● WHAT TO WORK ON: The expected output is the exact lines from the one containing "Transcribe this image's" through the end of the data, inclusive, and nothing else.

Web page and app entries

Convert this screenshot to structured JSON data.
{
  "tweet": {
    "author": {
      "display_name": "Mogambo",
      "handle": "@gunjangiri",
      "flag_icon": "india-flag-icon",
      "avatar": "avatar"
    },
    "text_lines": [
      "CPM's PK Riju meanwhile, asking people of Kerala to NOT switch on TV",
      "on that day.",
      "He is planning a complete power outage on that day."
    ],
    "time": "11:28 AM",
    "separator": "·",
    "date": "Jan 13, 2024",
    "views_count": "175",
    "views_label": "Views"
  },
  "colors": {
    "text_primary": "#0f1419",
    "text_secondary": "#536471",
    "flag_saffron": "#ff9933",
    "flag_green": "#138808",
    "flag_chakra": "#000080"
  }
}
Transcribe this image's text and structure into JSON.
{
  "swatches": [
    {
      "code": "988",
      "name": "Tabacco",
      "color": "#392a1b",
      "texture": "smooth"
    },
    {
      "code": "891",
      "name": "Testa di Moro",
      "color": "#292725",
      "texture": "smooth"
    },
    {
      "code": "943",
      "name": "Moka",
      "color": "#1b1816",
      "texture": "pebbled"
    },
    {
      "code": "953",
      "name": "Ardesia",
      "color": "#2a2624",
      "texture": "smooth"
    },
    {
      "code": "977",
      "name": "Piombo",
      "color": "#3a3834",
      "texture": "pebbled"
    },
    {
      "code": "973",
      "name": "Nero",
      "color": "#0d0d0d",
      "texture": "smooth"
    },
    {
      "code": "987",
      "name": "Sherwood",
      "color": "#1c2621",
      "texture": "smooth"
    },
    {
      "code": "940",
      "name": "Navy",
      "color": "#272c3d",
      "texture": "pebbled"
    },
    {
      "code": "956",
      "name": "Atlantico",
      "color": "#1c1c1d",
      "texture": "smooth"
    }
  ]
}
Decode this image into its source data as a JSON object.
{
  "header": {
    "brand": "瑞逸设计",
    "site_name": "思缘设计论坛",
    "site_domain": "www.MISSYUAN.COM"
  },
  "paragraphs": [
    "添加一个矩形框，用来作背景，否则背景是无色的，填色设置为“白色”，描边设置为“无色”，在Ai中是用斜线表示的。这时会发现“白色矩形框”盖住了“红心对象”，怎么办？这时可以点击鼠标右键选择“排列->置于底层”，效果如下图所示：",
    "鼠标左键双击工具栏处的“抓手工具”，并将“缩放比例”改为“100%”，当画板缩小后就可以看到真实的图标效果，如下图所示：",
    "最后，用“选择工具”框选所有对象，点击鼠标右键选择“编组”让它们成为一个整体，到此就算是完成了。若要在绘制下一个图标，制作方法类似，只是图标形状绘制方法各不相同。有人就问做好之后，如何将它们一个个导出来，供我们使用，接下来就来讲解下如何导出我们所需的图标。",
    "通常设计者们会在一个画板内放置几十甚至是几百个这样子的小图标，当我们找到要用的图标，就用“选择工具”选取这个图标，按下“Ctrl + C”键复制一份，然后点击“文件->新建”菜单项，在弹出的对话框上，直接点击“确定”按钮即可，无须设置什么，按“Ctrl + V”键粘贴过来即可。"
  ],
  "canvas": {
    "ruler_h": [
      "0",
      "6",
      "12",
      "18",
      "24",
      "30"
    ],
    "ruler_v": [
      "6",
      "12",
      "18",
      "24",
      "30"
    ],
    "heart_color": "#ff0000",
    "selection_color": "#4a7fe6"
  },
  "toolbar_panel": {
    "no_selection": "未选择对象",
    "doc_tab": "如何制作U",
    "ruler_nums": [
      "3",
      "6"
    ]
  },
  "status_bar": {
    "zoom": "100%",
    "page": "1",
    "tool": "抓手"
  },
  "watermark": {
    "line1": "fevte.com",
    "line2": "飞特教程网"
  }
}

● WRITTEN SOLUTION:
Transcribe this image's text and structure into JSON.
{
  "swatches": [
    {
      "code": "988",
      "name": "Tabacco",
      "color": "#392a1b",
      "texture": "smooth"
    },
    {
      "code": "891",
      "name": "Testa di Moro",
      "color": "#292725",
      "texture": "smooth"
    },
    {
      "code": "943",
      "name": "Moka",
      "color": "#1b1816",
      "texture": "pebbled"
    },
    {
      "code": "953",
      "name": "Ardesia",
      "color": "#2a2624",
      "texture": "smooth"
    },
    {
      "code": "977",
      "name": "Piombo",
      "color": "#3a3834",
      "texture": "pebbled"
    },
    {
      "code": "973",
      "name": "Nero",
      "color": "#0d0d0d",
      "texture": "smooth"
    },
    {
      "code": "987",
      "name": "Sherwood",
      "color": "#1c2621",
      "texture": "smooth"
    },
    {
      "code": "940",
      "name": "Navy",
      "color": "#272c3d",
      "texture": "pebbled"
    },
    {
      "code": "956",
      "name": "Atlantico",
      "color": "#1c1c1d",
      "texture": "smooth"
    }
  ]
}
Decode this image into its source data as a JSON object.
{
  "header": {
    "brand": "瑞逸设计",
    "site_name": "思缘设计论坛",
    "site_domain": "www.MISSYUAN.COM"
  },
  "paragraphs": [
    "添加一个矩形框，用来作背景，否则背景是无色的，填色设置为“白色”，描边设置为“无色”，在Ai中是用斜线表示的。这时会发现“白色矩形框”盖住了“红心对象”，怎么办？这时可以点击鼠标右键选择“排列->置于底层”，效果如下图所示：",
    "鼠标左键双击工具栏处的“抓手工具”，并将“缩放比例”改为“100%”，当画板缩小后就可以看到真实的图标效果，如下图所示：",
    "最后，用“选择工具”框选所有对象，点击鼠标右键选择“编组”让它们成为一个整体，到此就算是完成了。若要在绘制下一个图标，制作方法类似，只是图标形状绘制方法各不相同。有人就问做好之后，如何将它们一个个导出来，供我们使用，接下来就来讲解下如何导出我们所需的图标。",
    "通常设计者们会在一个画板内放置几十甚至是几百个这样子的小图标，当我们找到要用的图标，就用“选择工具”选取这个图标，按下“Ctrl + C”键复制一份，然后点击“文件->新建”菜单项，在弹出的对话框上，直接点击“确定”按钮即可，无须设置什么，按“Ctrl + V”键粘贴过来即可。"
  ],
  "canvas": {
    "ruler_h": [
      "0",
      "6",
      "12",
      "18",
      "24",
      "30"
    ],
    "ruler_v": [
      "6",
      "12",
      "18",
      "24",
      "30"
    ],
    "heart_color": "#ff0000",
    "selection_color": "#4a7fe6"
  },
  "toolbar_panel": {
    "no_selection": "未选择对象",
    "doc_tab": "如何制作U",
    "ruler_nums": [
      "3",
      "6"
    ]
  },
  "status_bar": {
    "zoom": "100%",
    "page": "1",
    "tool": "抓手"
  },
  "watermark": {
    "line1": "fevte.com",
    "line2": "飞特教程网"
  }
}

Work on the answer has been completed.